Today, individualism has emerged as an important ideal and consumption has become


Demographic Dilemmas

China’s demographics have been largely influenced by the One-child Policy which slowed China’s population boom but also caused a gender imbalance through selective abortions. Today, China is facing the problems of an aging society, as life expectancy increases and birth-rates decrease. This will change the dynamics of China’s workforce and may challenge the competitiveness of their future economy.

One-Child Policy

Mandated nationwide in 1979, the One-Child Policy restricts Chinese parents to a single child, with limited exceptions. Couples who violate the regulation have to pay high fines and face the fact that their children will not be able to attend school unless the parents pay for it out of their own pocket.
Though criticized for its social implications, the policy successfully slowed down population growth. The One-Child principle has become understood as a necessary measure in Chinese society.
As the percentage of elderly Chinese citizens is growing rapidly, the leadership has begun…


Chinese Migrants: The Hukou System

The term hukou (pronounced who-koh) refers to China’s household-registration system, which defines access to welfare. Required by law since 1958, the system records every Chinese citizen as a permanent resident of a particular city or county. Before 1980, citizens were strictly required to stay in the neighborhood of birth and could not seek employment or education elsewhere in the country.
Dating back to China’s ancient ‘class-system’ permits, the hukou system was originally intended to register people and deliver them appropriate social services. A more lenient version of the regulations persists today, requiring any Chinese citizen staying outside of their hukou for longer than 3 months to apply for a temporary residency, involving a working contract and extensive paperwork. Rural migrants desiring to relocate to cities still encounter many difficulties including qualifications and contract hurdles.
“Illegal” rural migrants without a temporary permit, are fully in the hands of their employers…

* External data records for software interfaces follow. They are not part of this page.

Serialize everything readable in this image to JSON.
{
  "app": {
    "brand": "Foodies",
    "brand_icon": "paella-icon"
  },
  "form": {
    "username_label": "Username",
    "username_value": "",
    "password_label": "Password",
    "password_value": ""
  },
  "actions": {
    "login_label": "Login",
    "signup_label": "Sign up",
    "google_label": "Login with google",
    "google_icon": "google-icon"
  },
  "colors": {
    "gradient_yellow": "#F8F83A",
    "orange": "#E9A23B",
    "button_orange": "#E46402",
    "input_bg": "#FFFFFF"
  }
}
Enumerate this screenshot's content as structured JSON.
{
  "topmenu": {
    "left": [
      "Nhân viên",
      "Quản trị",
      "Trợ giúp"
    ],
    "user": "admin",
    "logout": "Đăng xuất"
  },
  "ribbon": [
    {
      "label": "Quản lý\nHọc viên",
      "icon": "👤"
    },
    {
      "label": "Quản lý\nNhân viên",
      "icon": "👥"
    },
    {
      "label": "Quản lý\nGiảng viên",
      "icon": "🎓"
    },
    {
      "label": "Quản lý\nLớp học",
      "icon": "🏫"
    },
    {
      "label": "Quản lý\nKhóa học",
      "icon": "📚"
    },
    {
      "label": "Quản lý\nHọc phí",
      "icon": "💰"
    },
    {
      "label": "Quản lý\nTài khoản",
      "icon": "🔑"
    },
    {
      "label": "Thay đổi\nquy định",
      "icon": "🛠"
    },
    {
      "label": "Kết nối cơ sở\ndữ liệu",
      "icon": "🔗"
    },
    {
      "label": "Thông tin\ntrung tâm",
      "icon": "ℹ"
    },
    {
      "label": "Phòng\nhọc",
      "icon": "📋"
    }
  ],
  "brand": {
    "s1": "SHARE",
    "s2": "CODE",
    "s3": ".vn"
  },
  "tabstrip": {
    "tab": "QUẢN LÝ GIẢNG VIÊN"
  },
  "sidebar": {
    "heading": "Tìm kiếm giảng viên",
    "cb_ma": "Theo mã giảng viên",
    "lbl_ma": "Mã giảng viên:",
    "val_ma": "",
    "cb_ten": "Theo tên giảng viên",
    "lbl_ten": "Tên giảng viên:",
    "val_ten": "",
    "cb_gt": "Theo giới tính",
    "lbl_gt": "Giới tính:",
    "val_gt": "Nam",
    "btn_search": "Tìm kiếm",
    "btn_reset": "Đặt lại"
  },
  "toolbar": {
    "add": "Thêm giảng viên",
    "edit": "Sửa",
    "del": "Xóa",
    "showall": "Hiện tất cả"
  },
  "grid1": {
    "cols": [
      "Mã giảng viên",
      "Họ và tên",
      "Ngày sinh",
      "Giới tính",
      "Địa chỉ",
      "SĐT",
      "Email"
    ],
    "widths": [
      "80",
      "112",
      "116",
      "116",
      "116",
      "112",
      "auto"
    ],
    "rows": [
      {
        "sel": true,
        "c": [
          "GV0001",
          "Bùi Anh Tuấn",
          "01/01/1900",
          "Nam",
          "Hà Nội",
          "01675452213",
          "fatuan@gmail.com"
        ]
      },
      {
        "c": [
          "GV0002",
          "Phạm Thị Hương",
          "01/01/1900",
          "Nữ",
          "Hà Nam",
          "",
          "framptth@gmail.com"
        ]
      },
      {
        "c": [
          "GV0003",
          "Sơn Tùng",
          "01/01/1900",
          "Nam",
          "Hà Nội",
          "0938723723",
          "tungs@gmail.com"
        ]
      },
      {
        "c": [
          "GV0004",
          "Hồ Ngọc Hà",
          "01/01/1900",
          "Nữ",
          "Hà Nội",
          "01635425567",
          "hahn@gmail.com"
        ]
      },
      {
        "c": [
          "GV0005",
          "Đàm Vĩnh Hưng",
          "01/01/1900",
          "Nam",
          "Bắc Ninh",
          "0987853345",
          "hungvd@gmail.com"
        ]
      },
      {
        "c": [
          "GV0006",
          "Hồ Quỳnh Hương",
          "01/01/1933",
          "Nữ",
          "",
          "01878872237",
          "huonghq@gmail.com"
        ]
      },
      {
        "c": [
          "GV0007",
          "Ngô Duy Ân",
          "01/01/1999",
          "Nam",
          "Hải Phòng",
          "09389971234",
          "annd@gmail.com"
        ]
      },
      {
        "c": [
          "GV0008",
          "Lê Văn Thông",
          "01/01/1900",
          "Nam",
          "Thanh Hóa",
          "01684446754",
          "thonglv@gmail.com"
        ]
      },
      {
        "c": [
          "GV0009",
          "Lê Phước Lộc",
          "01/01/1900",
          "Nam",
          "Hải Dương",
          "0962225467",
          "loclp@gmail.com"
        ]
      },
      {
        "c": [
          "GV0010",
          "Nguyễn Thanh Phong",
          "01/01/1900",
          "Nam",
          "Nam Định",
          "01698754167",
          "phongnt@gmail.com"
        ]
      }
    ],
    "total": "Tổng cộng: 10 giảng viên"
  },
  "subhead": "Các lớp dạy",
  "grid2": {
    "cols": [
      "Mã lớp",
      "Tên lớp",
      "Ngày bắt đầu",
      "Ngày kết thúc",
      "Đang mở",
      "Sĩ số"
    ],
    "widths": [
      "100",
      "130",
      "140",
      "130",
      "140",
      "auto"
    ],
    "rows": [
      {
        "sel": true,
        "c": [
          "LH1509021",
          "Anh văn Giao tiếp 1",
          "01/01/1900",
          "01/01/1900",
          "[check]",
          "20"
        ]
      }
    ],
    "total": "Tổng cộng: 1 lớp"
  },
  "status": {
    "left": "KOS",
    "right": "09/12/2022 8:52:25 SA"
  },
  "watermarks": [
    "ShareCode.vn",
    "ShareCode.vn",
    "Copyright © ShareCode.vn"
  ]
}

Work Culture and Effective Management Style

China’s work culture is still strongly influenced by traditional Confucian values, even though newer generations of Chinese employees are beginning to challenge these old standards.
In earlier days, organizations tended to be built on loyalty, or guanxi (→ Social Concepts: Mianzi and Guanxi), rather than merit. The leader would choose staff according to personal and professional connections – people who the leader knew would be loyal. This provided leaders security in their position and ensured that strong subordinates would not attempt to replace them. Many local companies still operate in this manner. The concept may have lost some of its dominance, but personal loyalty still holds great influence in company life and is often valued more highly than company loyalty. Because of this, Chinese companies face a great risk when key personnel leave, since their colleagues often follow suit due to guanxi.
In China, hierarchy and title are highly respected in the workplace. The management style tends toward….